View the Full Blog →
As you know, any demanding physical activity with type 1 diabetes poses some sort of challenges, from regulating bolus rates, to basal rates to even maintaining energy levels- but with all things in life and diabetes, anything is possible with one key thing....preparation!
As a type 1 diabetic with..how
shall I call it...not very cooperative blood sugars..when I do something out of
my usual routine or comfort zone, I’ve got to practice and plan, so that I don’t
fall into a diabetic coma and die- (dramatic, yet possible). This wasn’t the first time I have hiked a
mountain- I am from the land of the Mourne Mountains in Co Down, Ireland after
all- so my usual routine would be to reduce my basal rate by 50%- so this was
going to be my plan! I also took spare pens with me in case my insulin pump
decided to die on me in the cold.
This was a definite possibility with -4
temperatures, so I used my
to help regulate the temperature
of my insulin- and they worked well! No insulin died.
Camping means you naturally have
restricted access to sweets, sugary drinks etc for a hypo- and even though
there are shops located throughout the W trail in Torres Del Paine, they are overpriced
and expensive, and honestly just come prepared- but at least you know in an
emergency you can find some sugar! I brought 3 bags of sweets with me, 3 juice
cartons, 3 rolls of sweets & a packet of dextrose. I could have brought more,
but I also didn’t want to weigh myself down the supplies which would ironically
lead to more hypos...finding the balance is always a challenge. I think
dextrose are fantastic hypo treatments because they are small, and you don’t need
as many to get yourself out of one..but I can’t find them in South America..And
I only had one pack left from the UK..so..yeah!
I won’t lie to you, it’s been over six weeks since I have
been at the gym, all my hard fitness work was diminishing and when I first
started this walk..
...and that was at the entrance hill. I constantly had a
mental battle in my head of “You can do this, come on just keep going, it’s
going to be worth it”...too...”OMG why are you doing this, you are going to
Bradley was finding this a source of entertainment because I was
constantly swinging from one to the other within minutes.
I set off with a blood sugar of 6.5 (super good- probably
too good for this trek)...reduced my basal rate...and it took half an hour for
my first hypo...YAY- I know the rule for a hypo is..wait 15-30 minutes for your
body to recover...but I was on a time limit, so I kind of ignored that rule,
chugged some sugar, and kept walking
This ultimately meant I took a little
longer to get out of hypo...ps- being sweaty and warm from incline walking and
then sweaty and warm from a hypo means a hell of a lot of sweat and warmth and
just not a pretty picture.
All in all- I had 3 hypos that day...but that didn’t seem so
bad to me for 5-6 hours walking.
I think that
was literally one of those moments were diabetes was trying to piss me off and make
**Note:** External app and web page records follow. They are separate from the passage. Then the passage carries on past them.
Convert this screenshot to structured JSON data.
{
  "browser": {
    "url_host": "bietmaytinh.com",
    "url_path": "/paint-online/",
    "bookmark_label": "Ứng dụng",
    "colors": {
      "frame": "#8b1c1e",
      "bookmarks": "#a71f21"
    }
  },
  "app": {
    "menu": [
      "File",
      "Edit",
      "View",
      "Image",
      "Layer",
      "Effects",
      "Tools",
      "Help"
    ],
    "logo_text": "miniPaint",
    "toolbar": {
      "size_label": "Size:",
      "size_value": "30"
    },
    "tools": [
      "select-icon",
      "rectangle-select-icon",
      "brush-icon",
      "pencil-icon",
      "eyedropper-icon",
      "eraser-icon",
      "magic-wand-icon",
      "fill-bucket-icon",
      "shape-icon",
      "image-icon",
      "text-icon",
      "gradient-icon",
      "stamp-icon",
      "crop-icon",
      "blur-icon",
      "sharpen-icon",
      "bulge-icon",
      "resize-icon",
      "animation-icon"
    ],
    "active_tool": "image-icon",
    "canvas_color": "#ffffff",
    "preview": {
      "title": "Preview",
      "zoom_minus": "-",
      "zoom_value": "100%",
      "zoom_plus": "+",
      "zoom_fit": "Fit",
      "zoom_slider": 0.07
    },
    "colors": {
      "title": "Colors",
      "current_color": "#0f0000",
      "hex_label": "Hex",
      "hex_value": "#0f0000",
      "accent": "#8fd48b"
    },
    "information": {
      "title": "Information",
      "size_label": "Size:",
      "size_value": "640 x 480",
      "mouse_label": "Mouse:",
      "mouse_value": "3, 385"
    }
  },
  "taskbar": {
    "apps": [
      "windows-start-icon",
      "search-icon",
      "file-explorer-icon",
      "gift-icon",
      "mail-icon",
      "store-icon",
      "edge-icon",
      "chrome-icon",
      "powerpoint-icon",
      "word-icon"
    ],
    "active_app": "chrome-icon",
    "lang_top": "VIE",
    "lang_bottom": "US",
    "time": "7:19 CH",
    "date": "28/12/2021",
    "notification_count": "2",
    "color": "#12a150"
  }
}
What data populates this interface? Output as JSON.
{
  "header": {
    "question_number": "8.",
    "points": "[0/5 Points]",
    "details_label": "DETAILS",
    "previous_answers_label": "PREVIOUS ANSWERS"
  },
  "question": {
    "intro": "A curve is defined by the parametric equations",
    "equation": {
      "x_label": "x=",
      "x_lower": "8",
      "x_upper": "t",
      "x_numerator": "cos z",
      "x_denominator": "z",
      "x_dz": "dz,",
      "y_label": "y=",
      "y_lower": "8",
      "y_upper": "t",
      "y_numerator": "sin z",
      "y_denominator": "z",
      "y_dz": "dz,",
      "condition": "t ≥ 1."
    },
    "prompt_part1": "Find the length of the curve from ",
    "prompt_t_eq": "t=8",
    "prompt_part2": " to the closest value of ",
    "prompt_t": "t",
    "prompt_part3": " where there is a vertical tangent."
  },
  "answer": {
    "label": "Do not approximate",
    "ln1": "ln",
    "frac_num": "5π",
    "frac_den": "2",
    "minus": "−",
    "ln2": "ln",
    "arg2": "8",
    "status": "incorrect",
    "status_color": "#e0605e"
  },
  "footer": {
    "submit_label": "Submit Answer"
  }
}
things more challenging- but hey ho- I got on with it, I was not taking any
insulin because I knew I was climbing the steepest hill I have ever climbed.
This climb was 1 hour, and we were trying to get there before sunrise to see
the beautiful three Torres with the sunrise..I knew it was going to be a
magical moment, but ¾ the way up, we could see daylight forming and literally
huffing and puffing, thinking my legs couldn’t take anymore...we feared we wouldn’t
But we pushed through, and we MADE IT,
popped in our sleeping bags and watched the sunrise, and it was absolutely
worth it, and probably the most beautiful scene I have witnessed. I checked my
bloods and alas- 4.6, it was definitely a great idea that I didn’t take any
insulin! No hypos on the way back down...so I can say that was a hypo free
I am super proud for completing what is known as a hard challenge, and not to be limited by my type 1 diabetes. Dream Big &